Each entry is to be restated word for word, with nothing omitted.

- _Records to process_:
· · · ·

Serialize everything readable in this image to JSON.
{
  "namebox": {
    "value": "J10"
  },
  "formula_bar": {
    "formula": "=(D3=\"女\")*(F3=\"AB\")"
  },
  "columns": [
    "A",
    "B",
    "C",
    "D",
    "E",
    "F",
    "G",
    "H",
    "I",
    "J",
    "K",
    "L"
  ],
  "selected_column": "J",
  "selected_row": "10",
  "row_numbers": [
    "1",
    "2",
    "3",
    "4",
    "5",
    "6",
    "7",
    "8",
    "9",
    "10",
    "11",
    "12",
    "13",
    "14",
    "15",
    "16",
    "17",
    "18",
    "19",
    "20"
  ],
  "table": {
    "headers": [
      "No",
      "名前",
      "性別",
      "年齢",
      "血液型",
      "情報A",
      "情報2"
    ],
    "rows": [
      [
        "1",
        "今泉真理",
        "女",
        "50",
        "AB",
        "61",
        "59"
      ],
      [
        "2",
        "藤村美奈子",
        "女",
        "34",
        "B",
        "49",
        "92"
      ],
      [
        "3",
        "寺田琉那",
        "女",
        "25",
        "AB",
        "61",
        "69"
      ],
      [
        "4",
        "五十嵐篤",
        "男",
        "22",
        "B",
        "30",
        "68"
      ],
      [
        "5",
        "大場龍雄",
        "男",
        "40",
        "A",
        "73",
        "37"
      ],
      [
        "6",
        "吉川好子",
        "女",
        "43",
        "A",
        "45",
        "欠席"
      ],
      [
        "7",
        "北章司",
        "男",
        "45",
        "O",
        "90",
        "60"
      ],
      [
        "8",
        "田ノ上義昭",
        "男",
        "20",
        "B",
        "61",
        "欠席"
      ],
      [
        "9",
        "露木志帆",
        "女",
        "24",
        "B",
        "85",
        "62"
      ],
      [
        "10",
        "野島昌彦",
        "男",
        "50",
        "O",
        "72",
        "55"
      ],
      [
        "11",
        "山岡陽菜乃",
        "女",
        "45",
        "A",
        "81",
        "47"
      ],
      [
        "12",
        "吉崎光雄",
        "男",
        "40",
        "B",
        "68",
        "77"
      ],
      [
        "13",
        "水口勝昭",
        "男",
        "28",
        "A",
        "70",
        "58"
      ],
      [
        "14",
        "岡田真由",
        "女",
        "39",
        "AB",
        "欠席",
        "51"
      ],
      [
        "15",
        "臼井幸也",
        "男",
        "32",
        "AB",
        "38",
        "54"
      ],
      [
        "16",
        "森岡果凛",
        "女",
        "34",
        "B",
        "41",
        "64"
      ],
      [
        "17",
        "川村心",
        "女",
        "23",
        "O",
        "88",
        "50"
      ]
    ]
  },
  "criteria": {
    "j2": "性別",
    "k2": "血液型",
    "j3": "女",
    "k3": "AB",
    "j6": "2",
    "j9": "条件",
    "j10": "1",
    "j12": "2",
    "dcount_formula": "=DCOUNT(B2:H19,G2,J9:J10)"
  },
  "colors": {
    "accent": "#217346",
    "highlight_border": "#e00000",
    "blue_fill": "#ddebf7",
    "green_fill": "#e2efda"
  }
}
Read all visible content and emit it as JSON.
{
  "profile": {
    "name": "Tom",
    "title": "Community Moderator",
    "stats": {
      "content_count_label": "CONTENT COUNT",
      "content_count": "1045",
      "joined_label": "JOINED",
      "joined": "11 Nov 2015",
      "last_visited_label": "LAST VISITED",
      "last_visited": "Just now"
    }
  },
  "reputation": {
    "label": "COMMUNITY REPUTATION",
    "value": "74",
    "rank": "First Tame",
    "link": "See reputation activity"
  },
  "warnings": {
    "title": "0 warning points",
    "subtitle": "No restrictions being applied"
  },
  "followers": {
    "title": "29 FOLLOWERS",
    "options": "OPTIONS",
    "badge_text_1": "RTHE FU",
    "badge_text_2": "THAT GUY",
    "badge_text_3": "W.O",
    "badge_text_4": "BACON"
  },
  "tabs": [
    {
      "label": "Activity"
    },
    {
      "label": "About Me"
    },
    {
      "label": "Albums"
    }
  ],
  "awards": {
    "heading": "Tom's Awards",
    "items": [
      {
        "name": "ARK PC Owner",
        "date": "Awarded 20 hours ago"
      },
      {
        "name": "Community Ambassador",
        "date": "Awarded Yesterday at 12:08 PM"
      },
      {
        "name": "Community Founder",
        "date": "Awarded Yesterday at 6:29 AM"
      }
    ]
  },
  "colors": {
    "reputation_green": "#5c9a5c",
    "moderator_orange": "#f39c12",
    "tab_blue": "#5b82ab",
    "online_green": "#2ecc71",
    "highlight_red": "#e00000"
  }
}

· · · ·

- _The answer_:
Serialize everything readable in this image to JSON.
{
  "namebox": {
    "value": "J10"
  },
  "formula_bar": {
    "formula": "=(D3=\"女\")*(F3=\"AB\")"
  },
  "columns": [
    "A",
    "B",
    "C",
    "D",
    "E",
    "F",
    "G",
    "H",
    "I",
    "J",
    "K",
    "L"
  ],
  "selected_column": "J",
  "selected_row": "10",
  "row_numbers": [
    "1",
    "2",
    "3",
    "4",
    "5",
    "6",
    "7",
    "8",
    "9",
    "10",
    "11",
    "12",
    "13",
    "14",
    "15",
    "16",
    "17",
    "18",
    "19",
    "20"
  ],
  "table": {
    "headers": [
      "No",
      "名前",
      "性別",
      "年齢",
      "血液型",
      "情報A",
      "情報2"
    ],
    "rows": [
      [
        "1",
        "今泉真理",
        "女",
        "50",
        "AB",
        "61",
        "59"
      ],
      [
        "2",
        "藤村美奈子",
        "女",
        "34",
        "B",
        "49",
        "92"
      ],
      [
        "3",
        "寺田琉那",
        "女",
        "25",
        "AB",
        "61",
        "69"
      ],
      [
        "4",
        "五十嵐篤",
        "男",
        "22",
        "B",
        "30",
        "68"
      ],
      [
        "5",
        "大場龍雄",
        "男",
        "40",
        "A",
        "73",
        "37"
      ],
      [
        "6",
        "吉川好子",
        "女",
        "43",
        "A",
        "45",
        "欠席"
      ],
      [
        "7",
        "北章司",
        "男",
        "45",
        "O",
        "90",
        "60"
      ],
      [
        "8",
        "田ノ上義昭",
        "男",
        "20",
        "B",
        "61",
        "欠席"
      ],
      [
        "9",
        "露木志帆",
        "女",
        "24",
        "B",
        "85",
        "62"
      ],
      [
        "10",
        "野島昌彦",
        "男",
        "50",
        "O",
        "72",
        "55"
      ],
      [
        "11",
        "山岡陽菜乃",
        "女",
        "45",
        "A",
        "81",
        "47"
      ],
      [
        "12",
        "吉崎光雄",
        "男",
        "40",
        "B",
        "68",
        "77"
      ],
      [
        "13",
        "水口勝昭",
        "男",
        "28",
        "A",
        "70",
        "58"
      ],
      [
        "14",
        "岡田真由",
        "女",
        "39",
        "AB",
        "欠席",
        "51"
      ],
      [
        "15",
        "臼井幸也",
        "男",
        "32",
        "AB",
        "38",
        "54"
      ],
      [
        "16",
        "森岡果凛",
        "女",
        "34",
        "B",
        "41",
        "64"
      ],
      [
        "17",
        "川村心",
        "女",
        "23",
        "O",
        "88",
        "50"
      ]
    ]
  },
  "criteria": {
    "j2": "性別",
    "k2": "血液型",
    "j3": "女",
    "k3": "AB",
    "j6": "2",
    "j9": "条件",
    "j10": "1",
    "j12": "2",
    "dcount_formula": "=DCOUNT(B2:H19,G2,J9:J10)"
  },
  "colors": {
    "accent": "#217346",
    "highlight_border": "#e00000",
    "blue_fill": "#ddebf7",
    "green_fill": "#e2efda"
  }
}
Read all visible content and emit it as JSON.
{
  "profile": {
    "name": "Tom",
    "title": "Community Moderator",
    "stats": {
      "content_count_label": "CONTENT COUNT",
      "content_count": "1045",
      "joined_label": "JOINED",
      "joined": "11 Nov 2015",
      "last_visited_label": "LAST VISITED",
      "last_visited": "Just now"
    }
  },
  "reputation": {
    "label": "COMMUNITY REPUTATION",
    "value": "74",
    "rank": "First Tame",
    "link": "See reputation activity"
  },
  "warnings": {
    "title": "0 warning points",
    "subtitle": "No restrictions being applied"
  },
  "followers": {
    "title": "29 FOLLOWERS",
    "options": "OPTIONS",
    "badge_text_1": "RTHE FU",
    "badge_text_2": "THAT GUY",
    "badge_text_3": "W.O",
    "badge_text_4": "BACON"
  },
  "tabs": [
    {
      "label": "Activity"
    },
    {
      "label": "About Me"
    },
    {
      "label": "Albums"
    }
  ],
  "awards": {
    "heading": "Tom's Awards",
    "items": [
      {
        "name": "ARK PC Owner",
        "date": "Awarded 20 hours ago"
      },
      {
        "name": "Community Ambassador",
        "date": "Awarded Yesterday at 12:08 PM"
      },
      {
        "name": "Community Founder",
        "date": "Awarded Yesterday at 6:29 AM"
      }
    ]
  },
  "colors": {
    "reputation_green": "#5c9a5c",
    "moderator_orange": "#f39c12",
    "tab_blue": "#5b82ab",
    "online_green": "#2ecc71",
    "highlight_red": "#e00000"
  }
}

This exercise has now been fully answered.